Instructions to follow: Working from the records beneath this line, reproduce each one exactly.

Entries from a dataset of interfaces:
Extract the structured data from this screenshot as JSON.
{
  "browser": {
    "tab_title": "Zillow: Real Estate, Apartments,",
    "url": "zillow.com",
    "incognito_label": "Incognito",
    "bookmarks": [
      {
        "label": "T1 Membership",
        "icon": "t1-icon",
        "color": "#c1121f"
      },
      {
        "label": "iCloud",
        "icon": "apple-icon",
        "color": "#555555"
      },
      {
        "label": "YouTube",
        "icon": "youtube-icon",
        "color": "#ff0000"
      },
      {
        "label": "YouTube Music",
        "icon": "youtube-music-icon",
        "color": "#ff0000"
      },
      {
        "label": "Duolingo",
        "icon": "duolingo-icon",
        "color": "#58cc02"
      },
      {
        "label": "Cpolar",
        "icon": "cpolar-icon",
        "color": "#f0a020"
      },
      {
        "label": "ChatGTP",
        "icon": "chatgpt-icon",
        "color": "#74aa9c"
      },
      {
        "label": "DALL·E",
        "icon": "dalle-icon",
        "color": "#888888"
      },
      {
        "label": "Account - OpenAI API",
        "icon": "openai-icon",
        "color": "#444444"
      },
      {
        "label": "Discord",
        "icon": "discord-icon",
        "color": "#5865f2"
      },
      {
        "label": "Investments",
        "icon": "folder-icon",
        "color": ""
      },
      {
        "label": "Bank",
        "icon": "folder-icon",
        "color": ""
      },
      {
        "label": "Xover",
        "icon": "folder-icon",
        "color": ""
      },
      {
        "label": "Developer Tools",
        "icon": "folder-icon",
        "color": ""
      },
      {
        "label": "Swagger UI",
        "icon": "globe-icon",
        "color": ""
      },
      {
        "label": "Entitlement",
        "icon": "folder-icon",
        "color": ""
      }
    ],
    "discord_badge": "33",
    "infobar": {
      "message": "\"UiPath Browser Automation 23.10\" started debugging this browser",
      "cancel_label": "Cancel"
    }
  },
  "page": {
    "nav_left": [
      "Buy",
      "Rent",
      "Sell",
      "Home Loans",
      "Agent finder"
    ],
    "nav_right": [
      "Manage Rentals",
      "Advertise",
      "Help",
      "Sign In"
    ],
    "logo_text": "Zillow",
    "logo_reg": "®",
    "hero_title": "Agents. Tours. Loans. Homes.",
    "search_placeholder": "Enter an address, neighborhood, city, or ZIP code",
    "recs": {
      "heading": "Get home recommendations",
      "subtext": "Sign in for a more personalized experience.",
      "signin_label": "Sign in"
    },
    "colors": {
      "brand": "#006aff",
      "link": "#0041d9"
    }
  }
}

Final answer:
Extract the structured data from this screenshot as JSON.
{
  "browser": {
    "tab_title": "Zillow: Real Estate, Apartments,",
    "url": "zillow.com",
    "incognito_label": "Incognito",
    "bookmarks": [
      {
        "label": "T1 Membership",
        "icon": "t1-icon",
        "color": "#c1121f"
      },
      {
        "label": "iCloud",
        "icon": "apple-icon",
        "color": "#555555"
      },
      {
        "label": "YouTube",
        "icon": "youtube-icon",
        "color": "#ff0000"
      },
      {
        "label": "YouTube Music",
        "icon": "youtube-music-icon",
        "color": "#ff0000"
      },
      {
        "label": "Duolingo",
        "icon": "duolingo-icon",
        "color": "#58cc02"
      },
      {
        "label": "Cpolar",
        "icon": "cpolar-icon",
        "color": "#f0a020"
      },
      {
        "label": "ChatGTP",
        "icon": "chatgpt-icon",
        "color": "#74aa9c"
      },
      {
        "label": "DALL·E",
        "icon": "dalle-icon",
        "color": "#888888"
      },
      {
        "label": "Account - OpenAI API",
        "icon": "openai-icon",
        "color": "#444444"
      },
      {
        "label": "Discord",
        "icon": "discord-icon",
        "color": "#5865f2"
      },
      {
        "label": "Investments",
        "icon": "folder-icon",
        "color": ""
      },
      {
        "label": "Bank",
        "icon": "folder-icon",
        "color": ""
      },
      {
        "label": "Xover",
        "icon": "folder-icon",
        "color": ""
      },
      {
        "label": "Developer Tools",
        "icon": "folder-icon",
        "color": ""
      },
      {
        "label": "Swagger UI",
        "icon": "globe-icon",
        "color": ""
      },
      {
        "label": "Entitlement",
        "icon": "folder-icon",
        "color": ""
      }
    ],
    "discord_badge": "33",
    "infobar": {
      "message": "\"UiPath Browser Automation 23.10\" started debugging this browser",
      "cancel_label": "Cancel"
    }
  },
  "page": {
    "nav_left": [
      "Buy",
      "Rent",
      "Sell",
      "Home Loans",
      "Agent finder"
    ],
    "nav_right": [
      "Manage Rentals",
      "Advertise",
      "Help",
      "Sign In"
    ],
    "logo_text": "Zillow",
    "logo_reg": "®",
    "hero_title": "Agents. Tours. Loans. Homes.",
    "search_placeholder": "Enter an address, neighborhood, city, or ZIP code",
    "recs": {
      "heading": "Get home recommendations",
      "subtext": "Sign in for a more personalized experience.",
      "signin_label": "Sign in"
    },
    "colors": {
      "brand": "#006aff",
      "link": "#0041d9"
    }
  }
}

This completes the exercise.